* _WHAT IS REQUIRED_: Set down every entry once more, exactly as it appears.
*** Opening DATA SECTION ***
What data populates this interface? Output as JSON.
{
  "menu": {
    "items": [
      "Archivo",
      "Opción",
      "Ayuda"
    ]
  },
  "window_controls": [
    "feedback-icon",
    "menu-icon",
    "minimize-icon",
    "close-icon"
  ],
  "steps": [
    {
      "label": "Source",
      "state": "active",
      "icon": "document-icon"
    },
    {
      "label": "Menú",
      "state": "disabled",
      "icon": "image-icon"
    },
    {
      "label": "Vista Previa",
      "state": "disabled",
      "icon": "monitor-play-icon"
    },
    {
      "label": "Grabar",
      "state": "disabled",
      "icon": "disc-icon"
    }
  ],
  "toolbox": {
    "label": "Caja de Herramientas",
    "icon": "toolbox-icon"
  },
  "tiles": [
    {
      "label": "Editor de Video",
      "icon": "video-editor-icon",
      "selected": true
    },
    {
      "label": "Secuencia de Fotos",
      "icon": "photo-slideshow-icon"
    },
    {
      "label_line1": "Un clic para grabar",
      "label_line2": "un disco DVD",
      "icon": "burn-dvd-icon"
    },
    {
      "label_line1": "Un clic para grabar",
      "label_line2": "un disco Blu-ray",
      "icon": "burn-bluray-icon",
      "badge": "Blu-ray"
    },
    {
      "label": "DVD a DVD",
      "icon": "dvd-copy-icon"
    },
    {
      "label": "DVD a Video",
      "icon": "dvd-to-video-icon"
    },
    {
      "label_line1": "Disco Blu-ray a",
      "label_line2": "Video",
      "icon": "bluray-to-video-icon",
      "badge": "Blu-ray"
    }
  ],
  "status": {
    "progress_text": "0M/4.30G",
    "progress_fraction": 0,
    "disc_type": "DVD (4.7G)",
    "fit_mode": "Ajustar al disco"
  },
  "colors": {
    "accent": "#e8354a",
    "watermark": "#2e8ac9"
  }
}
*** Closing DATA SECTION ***
* _SOLUTION TO THIS TASK_:
What data populates this interface? Output as JSON.
{
  "menu": {
    "items": [
      "Archivo",
      "Opción",
      "Ayuda"
    ]
  },
  "window_controls": [
    "feedback-icon",
    "menu-icon",
    "minimize-icon",
    "close-icon"
  ],
  "steps": [
    {
      "label": "Source",
      "state": "active",
      "icon": "document-icon"
    },
    {
      "label": "Menú",
      "state": "disabled",
      "icon": "image-icon"
    },
    {
      "label": "Vista Previa",
      "state": "disabled",
      "icon": "monitor-play-icon"
    },
    {
      "label": "Grabar",
      "state": "disabled",
      "icon": "disc-icon"
    }
  ],
  "toolbox": {
    "label": "Caja de Herramientas",
    "icon": "toolbox-icon"
  },
  "tiles": [
    {
      "label": "Editor de Video",
      "icon": "video-editor-icon",
      "selected": true
    },
    {
      "label": "Secuencia de Fotos",
      "icon": "photo-slideshow-icon"
    },
    {
      "label_line1": "Un clic para grabar",
      "label_line2": "un disco DVD",
      "icon": "burn-dvd-icon"
    },
    {
      "label_line1": "Un clic para grabar",
      "label_line2": "un disco Blu-ray",
      "icon": "burn-bluray-icon",
      "badge": "Blu-ray"
    },
    {
      "label": "DVD a DVD",
      "icon": "dvd-copy-icon"
    },
    {
      "label": "DVD a Video",
      "icon": "dvd-to-video-icon"
    },
    {
      "label_line1": "Disco Blu-ray a",
      "label_line2": "Video",
      "icon": "bluray-to-video-icon",
      "badge": "Blu-ray"
    }
  ],
  "status": {
    "progress_text": "0M/4.30G",
    "progress_fraction": 0,
    "disc_type": "DVD (4.7G)",
    "fit_mode": "Ajustar al disco"
  },
  "colors": {
    "accent": "#e8354a",
    "watermark": "#2e8ac9"
  }
}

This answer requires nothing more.